Laykin jewels were often borrowed by Hollywood's leading producers, directors, costume designers and even stars themselves throughout the 1930s - 1990's.
Several films reflecting the Film Noir genre included Laykin jewels adorning their heroines and femme fatales.
In 1947 - 1948; Laykin et Cie was commissioned to produce the central jewel in the love triangle and murder story featured in "Impact". (Released by United Artists in 1949)
Leading actress Helen Walker plays beautiful, lustful and murderous Irene Williams and is presented in one of the films key scenes with a custom made platinum and diamond Laykin brooch featuring 20 cts of round and baguette diamonds representing two intertwined hearts with the femme fatales' initials included. The same design is featured embroidered on the shirt of her lover as the story develops.
This striking glamour photo of Miss Walker features the custom designed Laykin brooch along with a platinum and diamond Laykin bracelet, ring and earrings and even a solid gold Laykin et Cie cigarette holder; de rigueur of the period.
Link to 1949 Impact Feature Film: https://www.youtube.com/watch?v=53yLh6A1CIY
Excerpt from Wikipedia:
Regarding Early Hollywood Product Placement
In the 1940s, it was still uncommon for brand name products to be seen in movies, but this was a notable exception. A Bekins moving van is prominent in several scenes. The movie trade paper Harrison's Reports typically called attention to cases in which such products appeared on screen, and always took a stand against that practice. Although its review did not mention Bekins, the Harrison's review noted "advertising plugs worked in for such products as Pabst Blue Ribbon beer, Raleigh cigarettes, Coca-Cola, Mission Orange soda pop, Mobil gasoline, oil and tires, Gruen watches, and the trade name Rexall."
In addition, Laykin et Cie (of I. Magnin & Co) is featured in the opening credits. Laykin et Cie was a leading West Coast jeweler during the period with an important salon in San Francisco during the time the movie was shot in 1948. In the opening scenes, Donlevy's character Walter Williams presents his wife with a custom Laykin et Cie intertwined diamond double heart brooch with the initials "IW" (for Irene Williams) which was produced for the film. Throughout the film, Irene Williams continues to wear various Laykin et Cie jewels of the period.

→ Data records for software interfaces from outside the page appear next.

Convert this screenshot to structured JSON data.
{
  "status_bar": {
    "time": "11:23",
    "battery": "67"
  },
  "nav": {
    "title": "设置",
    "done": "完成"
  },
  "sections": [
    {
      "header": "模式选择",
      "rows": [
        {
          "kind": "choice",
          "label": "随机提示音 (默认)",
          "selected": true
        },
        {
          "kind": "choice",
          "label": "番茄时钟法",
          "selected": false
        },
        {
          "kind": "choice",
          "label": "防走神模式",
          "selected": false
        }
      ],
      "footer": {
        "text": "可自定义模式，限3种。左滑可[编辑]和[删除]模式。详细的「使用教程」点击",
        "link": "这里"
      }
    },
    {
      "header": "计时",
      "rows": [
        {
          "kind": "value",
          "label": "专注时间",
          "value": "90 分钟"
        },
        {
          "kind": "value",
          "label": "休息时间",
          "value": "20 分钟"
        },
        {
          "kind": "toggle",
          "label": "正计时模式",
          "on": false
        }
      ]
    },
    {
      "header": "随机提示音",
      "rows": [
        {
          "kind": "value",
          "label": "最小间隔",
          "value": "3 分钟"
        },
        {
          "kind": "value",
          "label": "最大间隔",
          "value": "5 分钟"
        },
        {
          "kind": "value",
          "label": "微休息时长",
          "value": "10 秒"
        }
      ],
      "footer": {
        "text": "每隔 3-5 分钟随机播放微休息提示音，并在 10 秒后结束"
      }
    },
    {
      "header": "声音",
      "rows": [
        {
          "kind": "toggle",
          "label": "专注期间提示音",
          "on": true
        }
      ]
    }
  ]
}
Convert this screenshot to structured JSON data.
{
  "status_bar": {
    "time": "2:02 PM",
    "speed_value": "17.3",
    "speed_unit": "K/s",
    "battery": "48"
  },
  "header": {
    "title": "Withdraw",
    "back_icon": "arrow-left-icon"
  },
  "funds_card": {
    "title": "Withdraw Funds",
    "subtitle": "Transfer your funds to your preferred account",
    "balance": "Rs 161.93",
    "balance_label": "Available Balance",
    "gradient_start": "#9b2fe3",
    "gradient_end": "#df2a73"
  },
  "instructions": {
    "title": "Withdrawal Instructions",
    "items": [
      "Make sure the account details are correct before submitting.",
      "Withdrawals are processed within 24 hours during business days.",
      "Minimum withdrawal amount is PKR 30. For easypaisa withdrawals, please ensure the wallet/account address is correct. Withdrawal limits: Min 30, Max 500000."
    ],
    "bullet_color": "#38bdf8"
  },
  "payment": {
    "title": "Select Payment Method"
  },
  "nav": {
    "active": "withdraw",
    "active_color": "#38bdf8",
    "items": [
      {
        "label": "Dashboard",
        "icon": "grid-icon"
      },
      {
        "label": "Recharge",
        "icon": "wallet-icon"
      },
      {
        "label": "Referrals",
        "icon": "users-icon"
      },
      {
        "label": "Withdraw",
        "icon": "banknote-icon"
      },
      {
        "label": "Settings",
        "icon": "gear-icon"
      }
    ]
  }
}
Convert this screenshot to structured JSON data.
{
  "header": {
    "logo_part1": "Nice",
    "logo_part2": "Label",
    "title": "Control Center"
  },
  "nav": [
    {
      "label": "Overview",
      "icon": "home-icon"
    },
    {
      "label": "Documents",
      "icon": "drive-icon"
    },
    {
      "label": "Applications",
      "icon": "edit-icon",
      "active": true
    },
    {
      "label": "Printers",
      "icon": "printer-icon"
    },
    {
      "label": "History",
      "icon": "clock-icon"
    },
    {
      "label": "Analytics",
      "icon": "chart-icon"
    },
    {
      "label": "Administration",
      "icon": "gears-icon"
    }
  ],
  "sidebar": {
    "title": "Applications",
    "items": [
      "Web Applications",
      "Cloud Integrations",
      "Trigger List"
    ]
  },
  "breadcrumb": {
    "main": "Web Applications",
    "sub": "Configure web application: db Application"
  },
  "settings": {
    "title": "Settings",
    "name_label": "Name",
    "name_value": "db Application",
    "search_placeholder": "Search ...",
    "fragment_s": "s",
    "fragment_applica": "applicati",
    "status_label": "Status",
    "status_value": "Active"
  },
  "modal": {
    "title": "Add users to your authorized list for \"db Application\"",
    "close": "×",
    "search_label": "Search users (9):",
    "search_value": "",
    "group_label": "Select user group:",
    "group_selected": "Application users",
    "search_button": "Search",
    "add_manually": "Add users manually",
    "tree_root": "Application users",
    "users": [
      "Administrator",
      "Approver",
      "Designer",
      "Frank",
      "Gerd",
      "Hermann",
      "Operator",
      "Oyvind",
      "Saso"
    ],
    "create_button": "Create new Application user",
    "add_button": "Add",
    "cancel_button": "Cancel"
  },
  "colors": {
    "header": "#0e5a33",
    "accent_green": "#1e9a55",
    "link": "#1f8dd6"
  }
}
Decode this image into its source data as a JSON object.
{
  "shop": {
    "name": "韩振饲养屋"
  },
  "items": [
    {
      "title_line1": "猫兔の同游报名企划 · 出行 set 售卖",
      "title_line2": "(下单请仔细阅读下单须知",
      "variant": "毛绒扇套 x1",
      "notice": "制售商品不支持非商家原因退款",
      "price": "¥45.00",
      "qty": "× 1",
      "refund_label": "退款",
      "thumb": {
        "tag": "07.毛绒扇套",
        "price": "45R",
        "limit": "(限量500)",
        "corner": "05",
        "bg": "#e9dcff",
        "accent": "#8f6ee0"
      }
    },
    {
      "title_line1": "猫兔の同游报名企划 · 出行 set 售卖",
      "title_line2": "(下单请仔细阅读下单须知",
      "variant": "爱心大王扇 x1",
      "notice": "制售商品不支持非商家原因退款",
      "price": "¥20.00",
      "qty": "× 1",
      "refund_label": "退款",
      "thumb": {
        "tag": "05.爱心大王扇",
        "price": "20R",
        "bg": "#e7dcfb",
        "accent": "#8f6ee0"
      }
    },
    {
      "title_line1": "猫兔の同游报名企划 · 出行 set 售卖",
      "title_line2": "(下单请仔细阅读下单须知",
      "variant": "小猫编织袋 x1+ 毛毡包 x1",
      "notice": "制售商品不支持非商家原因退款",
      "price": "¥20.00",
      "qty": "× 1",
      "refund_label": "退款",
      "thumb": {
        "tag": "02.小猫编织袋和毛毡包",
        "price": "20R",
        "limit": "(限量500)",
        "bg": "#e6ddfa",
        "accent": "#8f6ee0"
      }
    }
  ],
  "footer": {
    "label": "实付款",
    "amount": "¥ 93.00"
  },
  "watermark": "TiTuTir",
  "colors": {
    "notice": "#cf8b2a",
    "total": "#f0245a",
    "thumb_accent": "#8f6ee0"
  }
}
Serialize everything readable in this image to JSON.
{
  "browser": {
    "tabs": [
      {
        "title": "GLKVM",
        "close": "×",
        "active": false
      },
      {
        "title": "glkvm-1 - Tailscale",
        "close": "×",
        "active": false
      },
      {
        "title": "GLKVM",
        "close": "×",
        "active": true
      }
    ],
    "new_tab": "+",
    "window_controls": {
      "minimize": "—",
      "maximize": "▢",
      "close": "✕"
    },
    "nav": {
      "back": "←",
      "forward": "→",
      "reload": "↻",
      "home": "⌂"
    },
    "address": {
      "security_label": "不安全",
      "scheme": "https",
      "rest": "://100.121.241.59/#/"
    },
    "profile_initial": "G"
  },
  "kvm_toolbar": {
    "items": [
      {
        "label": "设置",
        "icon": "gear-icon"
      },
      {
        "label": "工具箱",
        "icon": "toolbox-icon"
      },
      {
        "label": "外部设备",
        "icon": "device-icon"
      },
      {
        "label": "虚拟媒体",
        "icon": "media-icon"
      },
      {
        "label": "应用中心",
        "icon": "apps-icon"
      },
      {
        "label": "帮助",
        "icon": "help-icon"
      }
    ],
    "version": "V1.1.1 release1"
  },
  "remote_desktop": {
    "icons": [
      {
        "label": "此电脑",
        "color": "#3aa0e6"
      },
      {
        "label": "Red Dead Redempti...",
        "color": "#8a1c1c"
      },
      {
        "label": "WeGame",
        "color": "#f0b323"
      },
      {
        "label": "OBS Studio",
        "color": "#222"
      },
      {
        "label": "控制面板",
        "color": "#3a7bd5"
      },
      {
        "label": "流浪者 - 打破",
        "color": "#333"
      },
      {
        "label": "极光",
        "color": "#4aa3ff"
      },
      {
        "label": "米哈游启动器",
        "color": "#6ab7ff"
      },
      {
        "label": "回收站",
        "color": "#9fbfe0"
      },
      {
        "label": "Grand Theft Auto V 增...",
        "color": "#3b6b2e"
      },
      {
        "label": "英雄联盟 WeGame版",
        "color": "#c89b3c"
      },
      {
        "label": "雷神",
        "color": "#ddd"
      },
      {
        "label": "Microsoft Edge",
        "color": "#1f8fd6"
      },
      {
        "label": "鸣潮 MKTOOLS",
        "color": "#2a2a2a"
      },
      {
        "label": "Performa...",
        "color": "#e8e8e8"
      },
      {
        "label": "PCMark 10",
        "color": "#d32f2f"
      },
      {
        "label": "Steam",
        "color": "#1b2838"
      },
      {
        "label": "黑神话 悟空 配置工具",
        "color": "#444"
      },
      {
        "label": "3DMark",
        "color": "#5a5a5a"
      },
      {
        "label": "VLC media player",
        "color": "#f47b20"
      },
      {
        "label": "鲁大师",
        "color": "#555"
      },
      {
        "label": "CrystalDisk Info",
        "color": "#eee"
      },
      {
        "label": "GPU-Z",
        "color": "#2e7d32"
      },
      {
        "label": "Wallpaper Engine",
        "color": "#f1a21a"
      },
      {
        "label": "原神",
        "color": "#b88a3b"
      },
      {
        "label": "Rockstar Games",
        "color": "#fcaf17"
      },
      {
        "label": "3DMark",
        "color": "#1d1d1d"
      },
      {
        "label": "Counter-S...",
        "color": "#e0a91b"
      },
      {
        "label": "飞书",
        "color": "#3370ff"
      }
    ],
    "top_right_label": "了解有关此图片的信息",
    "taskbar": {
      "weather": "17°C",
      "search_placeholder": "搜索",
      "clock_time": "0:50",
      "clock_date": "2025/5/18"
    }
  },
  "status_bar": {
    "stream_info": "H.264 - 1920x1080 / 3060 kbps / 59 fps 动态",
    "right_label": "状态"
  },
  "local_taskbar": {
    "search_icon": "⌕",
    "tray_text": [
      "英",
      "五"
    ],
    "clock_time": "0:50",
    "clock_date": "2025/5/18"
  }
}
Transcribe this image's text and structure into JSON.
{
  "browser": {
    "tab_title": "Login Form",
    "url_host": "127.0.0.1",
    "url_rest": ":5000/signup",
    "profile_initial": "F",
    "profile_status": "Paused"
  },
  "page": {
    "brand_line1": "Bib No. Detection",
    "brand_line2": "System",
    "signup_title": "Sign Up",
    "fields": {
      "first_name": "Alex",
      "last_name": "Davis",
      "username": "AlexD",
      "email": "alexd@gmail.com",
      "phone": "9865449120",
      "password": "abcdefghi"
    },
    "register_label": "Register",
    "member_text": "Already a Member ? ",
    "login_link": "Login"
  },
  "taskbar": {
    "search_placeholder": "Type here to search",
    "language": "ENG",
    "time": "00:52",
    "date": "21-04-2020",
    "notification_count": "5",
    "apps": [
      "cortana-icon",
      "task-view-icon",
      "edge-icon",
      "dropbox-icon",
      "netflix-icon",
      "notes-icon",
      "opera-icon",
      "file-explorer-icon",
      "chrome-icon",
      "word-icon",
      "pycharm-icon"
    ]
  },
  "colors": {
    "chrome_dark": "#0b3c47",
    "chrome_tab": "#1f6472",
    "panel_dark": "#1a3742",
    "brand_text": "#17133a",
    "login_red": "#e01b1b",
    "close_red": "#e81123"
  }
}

The San Francisco-based millionaire industrialist Walter Williams (Brian Donlevy) has a younger wife, Irene (Helen Walker), who is trying to kill him with the help of her young lover, Jim Torrance (Tony Barrett). After Walter and Irene make plans to drive to Lake Tahoe, Irene feigns illness and asks Walter to instead give Torrance, who is pretending to be Irene's "cousin" from Illinois, a lift to Denver, allowing Torrance a chance to murder Walter en route. The plan falls apart when Williams survives a hit on the head from the would-be killer. Attempting to flee the scene in Williams' Packard convertible, Torrance dies in a fiery head-on collision with a gasoline tanker truck. The body of Torrance is mistakenly identified as Williams. In the meantime, Irene has made reservations at a hotel in Oakland for her and her boyfriend to meet afterward, under the assumed names of "Mr. & Mrs. Jack Burns".
The wounded, dazed Williams falls asleep in the back of a moving van and ends up in the small town of Larkspur, Idaho. Using the name "Bill Walker", he gets a job as a service station mechanic and falls in love with Marsha Peters (Ella Raines), a young widow who is the station's owner. Meanwhile, the police arrest Williams' wife for his "murder". After Marsha eventually persuades Walter to go back to clear his wife, he is charged with murdering Torrance. Marsha enlists the help of kindly police detective Quincy (Charles Coburn) to prove Walter's innocence.